Material for this exercise:
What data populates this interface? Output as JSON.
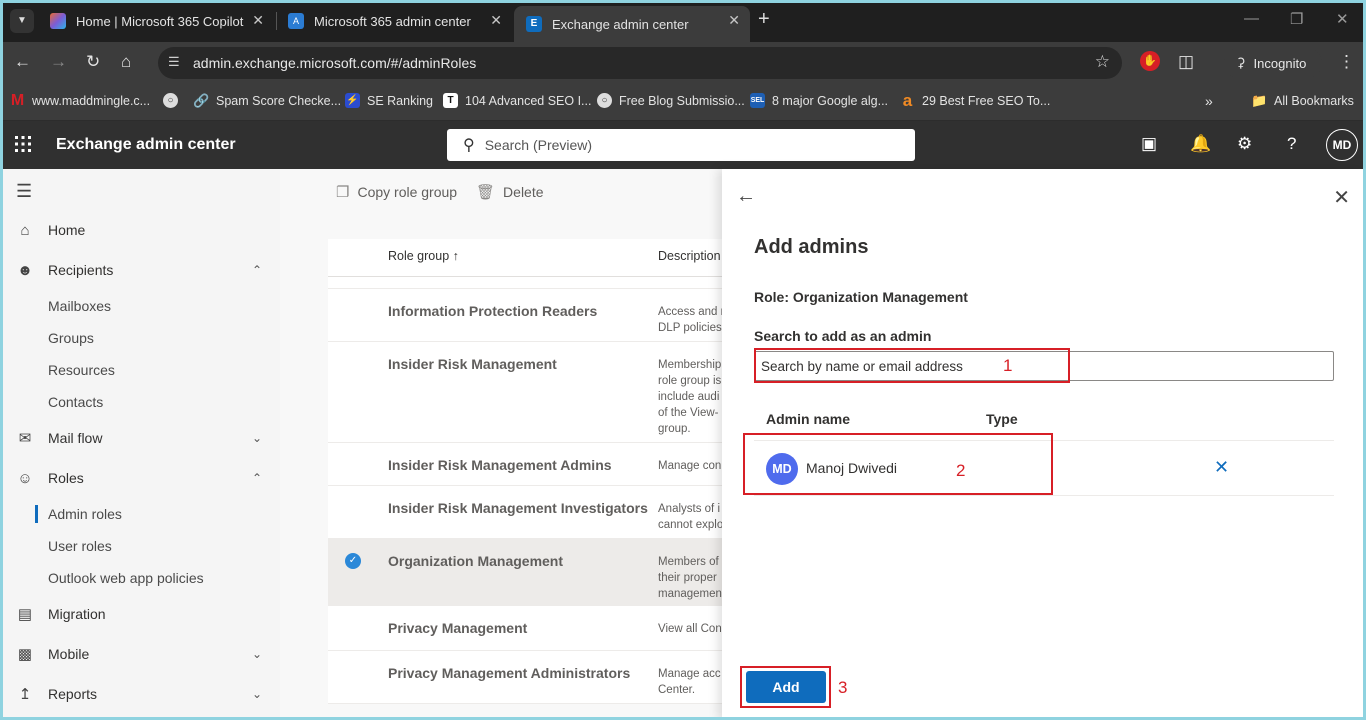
{
  "browser": {
    "tabs": [
      {
        "label": "Home | Microsoft 365 Copilot",
        "color": "#e86a34"
      },
      {
        "label": "Microsoft 365 admin center",
        "color": "#2b7cd3"
      },
      {
        "label": "Exchange admin center",
        "color": "#0f6cbd"
      }
    ],
    "url": "admin.exchange.microsoft.com/#/adminRoles",
    "incognito_label": "Incognito",
    "bookmarks": [
      {
        "label": "www.maddmingle.c...",
        "icon": "M",
        "color": "#d71f26"
      },
      {
        "label": "Spam Score Checke...",
        "icon": "link",
        "color": "#4a90d9"
      },
      {
        "label": "SE Ranking",
        "icon": "se",
        "color": "#2b4ccf"
      },
      {
        "label": "104 Advanced SEO I...",
        "icon": "T",
        "color": "#111"
      },
      {
        "label": "Free Blog Submissio...",
        "icon": "globe",
        "color": "#888"
      },
      {
        "label": "8 major Google alg...",
        "icon": "SEL",
        "color": "#1e5fb4"
      },
      {
        "label": "29 Best Free SEO To...",
        "icon": "a",
        "color": "#f08a24"
      }
    ],
    "all_bookmarks_label": "All Bookmarks"
  },
  "header": {
    "app_title": "Exchange admin center",
    "search_placeholder": "Search (Preview)",
    "avatar_initials": "MD"
  },
  "nav": {
    "items": [
      {
        "label": "Home"
      },
      {
        "label": "Recipients"
      },
      {
        "label": "Mailboxes"
      },
      {
        "label": "Groups"
      },
      {
        "label": "Resources"
      },
      {
        "label": "Contacts"
      },
      {
        "label": "Mail flow"
      },
      {
        "label": "Roles"
      },
      {
        "label": "Admin roles"
      },
      {
        "label": "User roles"
      },
      {
        "label": "Outlook web app policies"
      },
      {
        "label": "Migration"
      },
      {
        "label": "Mobile"
      },
      {
        "label": "Reports"
      }
    ]
  },
  "list": {
    "commands": {
      "copy": "Copy role group",
      "delete": "Delete"
    },
    "col_role_group": "Role group ↑",
    "col_description": "Description",
    "rows": [
      {
        "name": "Information Protection Readers",
        "desc": "Access and r DLP policies"
      },
      {
        "name": "Insider Risk Management",
        "desc": "Membership role group is include audi of the View- group."
      },
      {
        "name": "Insider Risk Management Admins",
        "desc": "Manage con"
      },
      {
        "name": "Insider Risk Management Investigators",
        "desc": "Analysts of i cannot explo"
      },
      {
        "name": "Organization Management",
        "desc": "Members of their proper managemen"
      },
      {
        "name": "Privacy Management",
        "desc": "View all Con"
      },
      {
        "name": "Privacy Management Administrators",
        "desc": "Manage acc Center."
      }
    ]
  },
  "panel": {
    "title": "Add admins",
    "role": "Role: Organization Management",
    "search_label": "Search to add as an admin",
    "search_placeholder": "Search by name or email address",
    "col_admin_name": "Admin name",
    "col_type": "Type",
    "admin": {
      "initials": "MD",
      "name": "Manoj Dwivedi"
    },
    "add_label": "Add"
  },
  "annotations": {
    "n1": "1",
    "n2": "2",
    "n3": "3"
  },
  "colors": {
    "accent": "#0f6cbd",
    "annotation": "#d71f26",
    "avatar": "#4f6bed"
  }
}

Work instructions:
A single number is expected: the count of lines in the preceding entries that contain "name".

Solution for this exercise:
10